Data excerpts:
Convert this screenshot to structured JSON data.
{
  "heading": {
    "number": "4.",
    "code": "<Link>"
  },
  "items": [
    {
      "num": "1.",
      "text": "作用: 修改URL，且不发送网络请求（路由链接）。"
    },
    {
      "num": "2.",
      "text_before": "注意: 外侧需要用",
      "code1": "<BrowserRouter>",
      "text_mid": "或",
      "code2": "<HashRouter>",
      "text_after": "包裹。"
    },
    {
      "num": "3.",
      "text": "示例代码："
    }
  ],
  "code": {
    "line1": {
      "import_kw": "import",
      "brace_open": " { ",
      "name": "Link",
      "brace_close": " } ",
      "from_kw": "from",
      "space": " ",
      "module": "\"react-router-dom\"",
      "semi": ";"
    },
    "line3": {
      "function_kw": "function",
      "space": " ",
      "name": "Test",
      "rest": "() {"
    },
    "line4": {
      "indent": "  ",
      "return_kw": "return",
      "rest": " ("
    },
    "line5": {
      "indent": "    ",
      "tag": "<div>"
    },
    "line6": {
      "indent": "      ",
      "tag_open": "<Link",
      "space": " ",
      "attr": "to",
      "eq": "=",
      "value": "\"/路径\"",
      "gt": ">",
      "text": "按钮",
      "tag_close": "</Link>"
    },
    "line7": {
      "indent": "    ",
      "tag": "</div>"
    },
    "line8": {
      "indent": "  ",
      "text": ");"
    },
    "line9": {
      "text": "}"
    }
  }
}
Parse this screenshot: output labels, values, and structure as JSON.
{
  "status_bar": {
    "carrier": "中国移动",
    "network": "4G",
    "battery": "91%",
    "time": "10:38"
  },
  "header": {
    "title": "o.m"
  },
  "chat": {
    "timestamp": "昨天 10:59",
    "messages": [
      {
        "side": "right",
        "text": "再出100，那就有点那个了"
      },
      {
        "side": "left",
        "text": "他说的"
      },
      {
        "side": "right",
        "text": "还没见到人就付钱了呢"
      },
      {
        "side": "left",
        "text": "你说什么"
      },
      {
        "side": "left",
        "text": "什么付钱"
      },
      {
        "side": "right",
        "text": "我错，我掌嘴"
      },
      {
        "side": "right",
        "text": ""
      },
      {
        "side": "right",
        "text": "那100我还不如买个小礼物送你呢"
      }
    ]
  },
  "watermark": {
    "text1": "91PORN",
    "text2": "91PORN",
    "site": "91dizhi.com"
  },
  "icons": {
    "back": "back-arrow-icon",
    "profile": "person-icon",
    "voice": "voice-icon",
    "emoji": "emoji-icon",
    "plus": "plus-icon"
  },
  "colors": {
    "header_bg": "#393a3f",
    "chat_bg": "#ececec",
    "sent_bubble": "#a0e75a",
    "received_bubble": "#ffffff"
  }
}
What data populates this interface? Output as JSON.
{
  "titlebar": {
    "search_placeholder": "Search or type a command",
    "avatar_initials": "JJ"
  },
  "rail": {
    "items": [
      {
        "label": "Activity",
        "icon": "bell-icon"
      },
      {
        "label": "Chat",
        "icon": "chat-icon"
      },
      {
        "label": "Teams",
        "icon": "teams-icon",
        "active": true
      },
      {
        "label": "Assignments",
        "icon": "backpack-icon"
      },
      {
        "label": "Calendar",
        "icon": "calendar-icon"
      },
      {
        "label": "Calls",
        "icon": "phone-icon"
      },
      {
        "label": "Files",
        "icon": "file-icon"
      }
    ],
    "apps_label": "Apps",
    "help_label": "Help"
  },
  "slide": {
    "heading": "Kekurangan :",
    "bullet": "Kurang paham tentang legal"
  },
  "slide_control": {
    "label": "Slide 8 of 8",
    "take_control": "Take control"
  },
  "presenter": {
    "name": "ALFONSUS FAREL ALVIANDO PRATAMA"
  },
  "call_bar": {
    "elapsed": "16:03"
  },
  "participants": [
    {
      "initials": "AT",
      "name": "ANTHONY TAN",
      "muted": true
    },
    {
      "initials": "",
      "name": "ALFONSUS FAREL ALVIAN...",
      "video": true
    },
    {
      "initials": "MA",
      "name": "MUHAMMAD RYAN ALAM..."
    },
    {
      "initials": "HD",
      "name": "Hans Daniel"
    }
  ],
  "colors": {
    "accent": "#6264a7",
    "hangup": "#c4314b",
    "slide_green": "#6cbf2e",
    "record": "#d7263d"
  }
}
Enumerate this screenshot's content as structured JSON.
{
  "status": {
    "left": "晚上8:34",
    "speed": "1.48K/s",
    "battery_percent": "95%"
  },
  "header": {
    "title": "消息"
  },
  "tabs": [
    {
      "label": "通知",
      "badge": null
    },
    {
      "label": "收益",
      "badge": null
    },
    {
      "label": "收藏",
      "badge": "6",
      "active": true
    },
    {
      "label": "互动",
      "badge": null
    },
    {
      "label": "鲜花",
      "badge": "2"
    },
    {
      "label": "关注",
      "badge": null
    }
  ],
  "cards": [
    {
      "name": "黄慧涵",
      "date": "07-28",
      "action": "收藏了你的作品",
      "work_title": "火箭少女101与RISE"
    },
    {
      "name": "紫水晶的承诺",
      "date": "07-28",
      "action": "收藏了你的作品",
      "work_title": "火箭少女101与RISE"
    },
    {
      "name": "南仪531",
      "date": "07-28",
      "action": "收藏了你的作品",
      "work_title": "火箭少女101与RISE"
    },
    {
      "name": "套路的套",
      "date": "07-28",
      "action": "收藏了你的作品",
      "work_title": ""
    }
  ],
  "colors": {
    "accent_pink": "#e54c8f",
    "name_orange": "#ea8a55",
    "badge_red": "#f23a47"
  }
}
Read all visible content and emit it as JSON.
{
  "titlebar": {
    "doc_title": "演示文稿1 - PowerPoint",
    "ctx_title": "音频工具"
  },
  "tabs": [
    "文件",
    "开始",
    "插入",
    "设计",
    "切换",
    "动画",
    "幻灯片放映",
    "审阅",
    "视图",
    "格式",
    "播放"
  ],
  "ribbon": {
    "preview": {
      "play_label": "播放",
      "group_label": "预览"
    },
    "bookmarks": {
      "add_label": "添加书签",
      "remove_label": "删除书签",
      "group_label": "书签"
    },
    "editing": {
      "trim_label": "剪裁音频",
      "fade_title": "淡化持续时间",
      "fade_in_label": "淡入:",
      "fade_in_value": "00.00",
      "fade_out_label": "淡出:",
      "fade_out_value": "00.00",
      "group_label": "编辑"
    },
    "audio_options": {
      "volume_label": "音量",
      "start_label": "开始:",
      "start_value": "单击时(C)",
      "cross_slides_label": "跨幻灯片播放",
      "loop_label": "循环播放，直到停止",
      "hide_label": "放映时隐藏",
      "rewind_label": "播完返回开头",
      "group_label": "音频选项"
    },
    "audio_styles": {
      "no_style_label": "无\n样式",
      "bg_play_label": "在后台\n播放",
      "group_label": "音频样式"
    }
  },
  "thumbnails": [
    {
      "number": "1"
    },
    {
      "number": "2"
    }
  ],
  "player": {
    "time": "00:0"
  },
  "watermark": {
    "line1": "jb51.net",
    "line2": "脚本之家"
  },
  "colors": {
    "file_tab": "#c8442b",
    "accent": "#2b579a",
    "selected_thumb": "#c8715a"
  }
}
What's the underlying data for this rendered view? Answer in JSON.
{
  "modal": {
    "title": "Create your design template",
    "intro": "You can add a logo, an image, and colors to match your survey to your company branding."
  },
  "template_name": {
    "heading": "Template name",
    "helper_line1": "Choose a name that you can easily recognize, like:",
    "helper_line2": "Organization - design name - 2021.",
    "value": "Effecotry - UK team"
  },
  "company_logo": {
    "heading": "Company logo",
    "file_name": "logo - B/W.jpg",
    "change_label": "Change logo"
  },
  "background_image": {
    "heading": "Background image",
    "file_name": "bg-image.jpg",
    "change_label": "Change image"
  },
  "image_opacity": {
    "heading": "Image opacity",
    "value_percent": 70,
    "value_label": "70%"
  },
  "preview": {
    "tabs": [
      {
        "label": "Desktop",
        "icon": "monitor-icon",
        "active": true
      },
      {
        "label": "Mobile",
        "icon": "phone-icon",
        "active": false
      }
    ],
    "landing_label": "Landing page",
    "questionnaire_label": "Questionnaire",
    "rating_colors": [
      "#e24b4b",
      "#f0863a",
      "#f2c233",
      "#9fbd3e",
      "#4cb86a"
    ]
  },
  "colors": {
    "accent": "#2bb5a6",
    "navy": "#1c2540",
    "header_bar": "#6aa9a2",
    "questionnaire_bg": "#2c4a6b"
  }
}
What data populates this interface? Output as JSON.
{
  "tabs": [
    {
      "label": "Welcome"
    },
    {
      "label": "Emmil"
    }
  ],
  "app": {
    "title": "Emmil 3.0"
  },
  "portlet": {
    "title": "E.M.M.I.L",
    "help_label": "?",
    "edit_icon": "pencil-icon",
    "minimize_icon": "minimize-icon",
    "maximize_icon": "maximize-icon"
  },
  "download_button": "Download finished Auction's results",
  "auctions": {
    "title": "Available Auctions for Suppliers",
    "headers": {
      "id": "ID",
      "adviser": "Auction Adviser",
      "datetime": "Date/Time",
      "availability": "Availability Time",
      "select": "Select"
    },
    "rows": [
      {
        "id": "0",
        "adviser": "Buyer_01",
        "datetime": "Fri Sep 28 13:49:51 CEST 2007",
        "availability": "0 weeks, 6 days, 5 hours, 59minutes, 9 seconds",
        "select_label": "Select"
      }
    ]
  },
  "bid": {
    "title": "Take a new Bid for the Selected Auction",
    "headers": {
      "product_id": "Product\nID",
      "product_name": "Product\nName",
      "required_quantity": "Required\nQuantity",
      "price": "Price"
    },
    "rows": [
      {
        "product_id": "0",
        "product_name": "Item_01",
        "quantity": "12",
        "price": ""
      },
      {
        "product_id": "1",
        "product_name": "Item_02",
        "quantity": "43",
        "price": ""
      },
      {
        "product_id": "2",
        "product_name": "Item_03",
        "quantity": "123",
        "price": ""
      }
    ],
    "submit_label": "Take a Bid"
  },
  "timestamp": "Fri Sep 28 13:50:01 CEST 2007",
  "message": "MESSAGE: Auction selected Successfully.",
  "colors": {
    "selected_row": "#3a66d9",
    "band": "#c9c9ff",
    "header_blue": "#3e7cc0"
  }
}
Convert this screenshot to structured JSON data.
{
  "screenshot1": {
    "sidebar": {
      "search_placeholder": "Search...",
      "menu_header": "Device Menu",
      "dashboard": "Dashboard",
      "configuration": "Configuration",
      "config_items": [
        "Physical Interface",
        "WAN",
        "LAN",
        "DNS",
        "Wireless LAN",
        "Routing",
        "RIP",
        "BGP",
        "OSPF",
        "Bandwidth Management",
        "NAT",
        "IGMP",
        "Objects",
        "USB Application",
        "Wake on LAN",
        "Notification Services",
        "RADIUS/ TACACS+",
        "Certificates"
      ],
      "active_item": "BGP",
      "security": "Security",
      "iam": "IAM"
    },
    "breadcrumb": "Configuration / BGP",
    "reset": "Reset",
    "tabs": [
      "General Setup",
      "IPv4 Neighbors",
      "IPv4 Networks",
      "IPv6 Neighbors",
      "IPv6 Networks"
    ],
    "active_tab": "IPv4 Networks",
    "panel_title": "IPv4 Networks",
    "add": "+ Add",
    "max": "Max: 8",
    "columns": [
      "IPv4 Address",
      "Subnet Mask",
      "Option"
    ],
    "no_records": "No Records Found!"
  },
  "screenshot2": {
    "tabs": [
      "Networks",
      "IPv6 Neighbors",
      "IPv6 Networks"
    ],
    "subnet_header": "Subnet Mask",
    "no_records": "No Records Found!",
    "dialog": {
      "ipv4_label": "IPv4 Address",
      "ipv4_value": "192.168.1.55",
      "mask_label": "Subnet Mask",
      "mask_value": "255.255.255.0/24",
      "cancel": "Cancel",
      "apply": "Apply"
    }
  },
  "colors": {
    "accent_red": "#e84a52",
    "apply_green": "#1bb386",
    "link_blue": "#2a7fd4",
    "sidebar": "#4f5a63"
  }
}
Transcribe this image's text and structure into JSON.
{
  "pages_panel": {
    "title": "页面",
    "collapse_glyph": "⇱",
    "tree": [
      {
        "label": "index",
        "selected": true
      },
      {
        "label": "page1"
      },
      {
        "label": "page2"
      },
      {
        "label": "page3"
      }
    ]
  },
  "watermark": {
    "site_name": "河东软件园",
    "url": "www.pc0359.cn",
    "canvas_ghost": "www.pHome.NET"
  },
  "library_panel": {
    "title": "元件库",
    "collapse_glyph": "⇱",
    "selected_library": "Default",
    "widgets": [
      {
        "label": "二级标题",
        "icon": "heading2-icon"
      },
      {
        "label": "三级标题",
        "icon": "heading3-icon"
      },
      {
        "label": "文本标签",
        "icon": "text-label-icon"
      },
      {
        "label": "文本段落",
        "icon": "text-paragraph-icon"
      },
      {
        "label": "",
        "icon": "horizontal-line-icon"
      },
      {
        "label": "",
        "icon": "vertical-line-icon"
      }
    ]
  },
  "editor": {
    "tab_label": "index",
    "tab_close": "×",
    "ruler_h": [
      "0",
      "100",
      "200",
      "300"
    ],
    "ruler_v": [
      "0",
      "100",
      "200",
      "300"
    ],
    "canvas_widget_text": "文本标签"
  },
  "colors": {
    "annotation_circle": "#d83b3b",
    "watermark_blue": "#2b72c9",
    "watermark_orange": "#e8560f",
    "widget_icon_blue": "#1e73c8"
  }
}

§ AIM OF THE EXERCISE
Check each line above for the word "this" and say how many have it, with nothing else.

§ EXPECTED ANSWER
8